WHAT TO PRODUCE. From the entries that follow, report every line in which "kind" occurs.

Content starts

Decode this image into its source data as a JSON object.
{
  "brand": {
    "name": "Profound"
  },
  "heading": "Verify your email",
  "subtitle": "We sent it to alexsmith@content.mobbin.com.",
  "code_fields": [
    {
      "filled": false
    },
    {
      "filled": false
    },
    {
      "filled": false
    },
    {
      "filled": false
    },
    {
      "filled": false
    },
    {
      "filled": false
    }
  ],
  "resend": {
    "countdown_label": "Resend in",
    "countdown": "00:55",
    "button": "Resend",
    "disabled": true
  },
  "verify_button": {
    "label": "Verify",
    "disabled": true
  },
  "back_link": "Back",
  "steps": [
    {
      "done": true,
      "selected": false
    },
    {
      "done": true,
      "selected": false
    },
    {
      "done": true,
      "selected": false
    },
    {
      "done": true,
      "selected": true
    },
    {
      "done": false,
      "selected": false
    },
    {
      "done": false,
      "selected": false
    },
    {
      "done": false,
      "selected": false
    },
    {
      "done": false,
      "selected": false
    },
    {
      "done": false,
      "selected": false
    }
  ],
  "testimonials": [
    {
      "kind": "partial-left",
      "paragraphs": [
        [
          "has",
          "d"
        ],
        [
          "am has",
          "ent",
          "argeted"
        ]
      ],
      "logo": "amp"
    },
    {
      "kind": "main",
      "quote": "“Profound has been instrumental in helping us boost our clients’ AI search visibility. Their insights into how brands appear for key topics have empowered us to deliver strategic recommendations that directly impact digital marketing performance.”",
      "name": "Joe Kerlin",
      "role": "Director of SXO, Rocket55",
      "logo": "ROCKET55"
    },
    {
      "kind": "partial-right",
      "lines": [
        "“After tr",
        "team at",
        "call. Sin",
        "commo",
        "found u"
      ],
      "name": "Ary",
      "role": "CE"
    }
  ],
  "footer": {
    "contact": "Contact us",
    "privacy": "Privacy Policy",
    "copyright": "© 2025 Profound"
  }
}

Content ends

RESPONSE.
      "kind": "partial-left",
      "kind": "main",
      "kind": "partial-right",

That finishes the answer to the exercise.